Children’s lives in pictures UNICEF Iran’s Photo of the Week Pictures of children from around the world are one of UNICEF’s most well-known features. Over the years, world-famous photographers, such as Sebastião Salgado, have contributed with their work to the vast UNICEF photo archive. The portraits of children, of the surroundings they live in and their day-to-day struggles, have become an important element in the effort to raise awareness of their problems and the ways how we can help them. For several years, UNICEF’s office in Iran has been building up its own archive of children’s photographs. Professional photographers were hired to travel the country and document UNICEF’s work in Iran and the lives of children – first on film, later on digital memory cards.


In an effort to share the results of this artistic endeavour with a wider audience, UNICEF started a new initiative in June: the Photo of the Week. A
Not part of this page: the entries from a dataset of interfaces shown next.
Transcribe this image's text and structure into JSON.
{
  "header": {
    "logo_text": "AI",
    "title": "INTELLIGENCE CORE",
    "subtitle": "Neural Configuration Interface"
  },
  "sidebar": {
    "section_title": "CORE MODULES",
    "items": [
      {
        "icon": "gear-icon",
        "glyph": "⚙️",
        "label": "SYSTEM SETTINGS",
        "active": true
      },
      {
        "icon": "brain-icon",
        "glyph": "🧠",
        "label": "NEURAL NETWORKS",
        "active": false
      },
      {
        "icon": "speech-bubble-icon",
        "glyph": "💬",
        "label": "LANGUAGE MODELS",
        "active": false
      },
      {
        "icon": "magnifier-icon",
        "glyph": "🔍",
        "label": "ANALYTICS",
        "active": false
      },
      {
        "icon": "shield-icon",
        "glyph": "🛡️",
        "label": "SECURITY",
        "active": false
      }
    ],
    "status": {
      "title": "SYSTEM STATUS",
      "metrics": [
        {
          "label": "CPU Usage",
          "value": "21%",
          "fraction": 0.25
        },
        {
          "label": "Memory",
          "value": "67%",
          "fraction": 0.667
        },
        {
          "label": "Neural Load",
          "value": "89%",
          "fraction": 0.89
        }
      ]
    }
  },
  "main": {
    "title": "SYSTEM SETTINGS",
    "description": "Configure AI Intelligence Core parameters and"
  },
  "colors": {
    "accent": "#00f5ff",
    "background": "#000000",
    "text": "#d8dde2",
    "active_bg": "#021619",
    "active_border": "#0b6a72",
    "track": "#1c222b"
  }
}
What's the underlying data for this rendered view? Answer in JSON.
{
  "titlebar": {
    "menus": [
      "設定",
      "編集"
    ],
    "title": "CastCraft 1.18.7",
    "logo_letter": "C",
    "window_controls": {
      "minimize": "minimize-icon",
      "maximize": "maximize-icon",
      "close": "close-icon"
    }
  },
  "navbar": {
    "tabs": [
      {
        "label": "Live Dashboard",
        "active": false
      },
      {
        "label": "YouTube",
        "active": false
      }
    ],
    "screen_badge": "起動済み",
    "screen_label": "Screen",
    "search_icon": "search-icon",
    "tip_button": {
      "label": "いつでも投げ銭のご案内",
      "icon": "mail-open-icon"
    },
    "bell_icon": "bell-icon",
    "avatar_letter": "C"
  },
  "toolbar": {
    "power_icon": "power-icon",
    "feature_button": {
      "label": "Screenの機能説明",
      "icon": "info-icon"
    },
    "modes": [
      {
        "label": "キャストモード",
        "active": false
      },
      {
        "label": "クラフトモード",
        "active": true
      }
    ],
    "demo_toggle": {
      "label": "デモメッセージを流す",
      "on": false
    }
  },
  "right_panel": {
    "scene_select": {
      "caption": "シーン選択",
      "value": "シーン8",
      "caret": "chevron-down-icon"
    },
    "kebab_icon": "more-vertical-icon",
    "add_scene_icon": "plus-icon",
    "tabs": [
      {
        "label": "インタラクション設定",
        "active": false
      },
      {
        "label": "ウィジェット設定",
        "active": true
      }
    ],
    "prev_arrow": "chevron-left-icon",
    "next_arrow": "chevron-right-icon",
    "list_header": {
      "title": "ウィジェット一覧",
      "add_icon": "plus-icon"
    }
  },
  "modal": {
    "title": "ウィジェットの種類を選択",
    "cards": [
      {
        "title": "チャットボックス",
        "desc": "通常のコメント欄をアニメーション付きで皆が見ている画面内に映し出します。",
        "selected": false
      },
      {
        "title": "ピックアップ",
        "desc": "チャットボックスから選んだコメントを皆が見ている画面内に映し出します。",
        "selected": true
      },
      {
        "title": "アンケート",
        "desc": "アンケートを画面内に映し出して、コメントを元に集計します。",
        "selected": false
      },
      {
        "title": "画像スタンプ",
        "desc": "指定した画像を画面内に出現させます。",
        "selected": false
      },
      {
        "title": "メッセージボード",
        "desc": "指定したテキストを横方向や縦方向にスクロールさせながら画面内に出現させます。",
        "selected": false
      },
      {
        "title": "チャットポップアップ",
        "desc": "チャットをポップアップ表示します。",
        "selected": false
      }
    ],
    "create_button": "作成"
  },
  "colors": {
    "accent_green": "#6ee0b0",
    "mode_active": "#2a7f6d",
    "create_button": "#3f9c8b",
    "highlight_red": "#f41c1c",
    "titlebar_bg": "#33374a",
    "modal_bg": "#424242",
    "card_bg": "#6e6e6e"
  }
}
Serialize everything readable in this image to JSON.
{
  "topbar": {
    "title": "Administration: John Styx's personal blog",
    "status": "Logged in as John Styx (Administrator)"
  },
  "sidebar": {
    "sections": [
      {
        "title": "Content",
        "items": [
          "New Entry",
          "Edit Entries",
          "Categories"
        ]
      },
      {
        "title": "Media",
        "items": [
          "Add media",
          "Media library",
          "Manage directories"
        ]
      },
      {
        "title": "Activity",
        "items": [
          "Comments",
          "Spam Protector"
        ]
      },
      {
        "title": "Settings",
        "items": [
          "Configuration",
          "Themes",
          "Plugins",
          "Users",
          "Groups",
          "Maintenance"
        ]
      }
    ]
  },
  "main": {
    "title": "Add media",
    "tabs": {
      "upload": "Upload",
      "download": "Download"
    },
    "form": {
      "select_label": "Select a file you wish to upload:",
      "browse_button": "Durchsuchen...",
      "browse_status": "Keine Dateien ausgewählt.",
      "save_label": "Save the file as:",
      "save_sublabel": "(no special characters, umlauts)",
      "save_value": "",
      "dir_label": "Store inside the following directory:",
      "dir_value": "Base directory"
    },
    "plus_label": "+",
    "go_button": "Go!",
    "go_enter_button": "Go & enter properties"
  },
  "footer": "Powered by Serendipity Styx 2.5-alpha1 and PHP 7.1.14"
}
weekly email message sent out to hundreds of its regular subscribers and others includes a photograph taken in Iran’s provinces and cities and a short description of the scene. The photos mostly display children and women living in those remote areas of Iran where UNICEF is running projects or is otherwise directly or indirectly involved. Several Iranian media, such as Hamshahri Online (hamshahrionline.ir), have enthusiastically picked up the initiative, and have reproduced the photos on their own website. The Photo of the Week is also carried on UNICEF Iran’s website unicef.org/iran or, in Farsi, unicef.org/ iran/fa. The photo and brief story can (and should!) be reproduced and forwarded by anyone interested, but credit should be given to UNICEF and the photographer. Please email UNICEF’s Communication Unit at [email protected] if you want to subscribe to the Photo of the Week.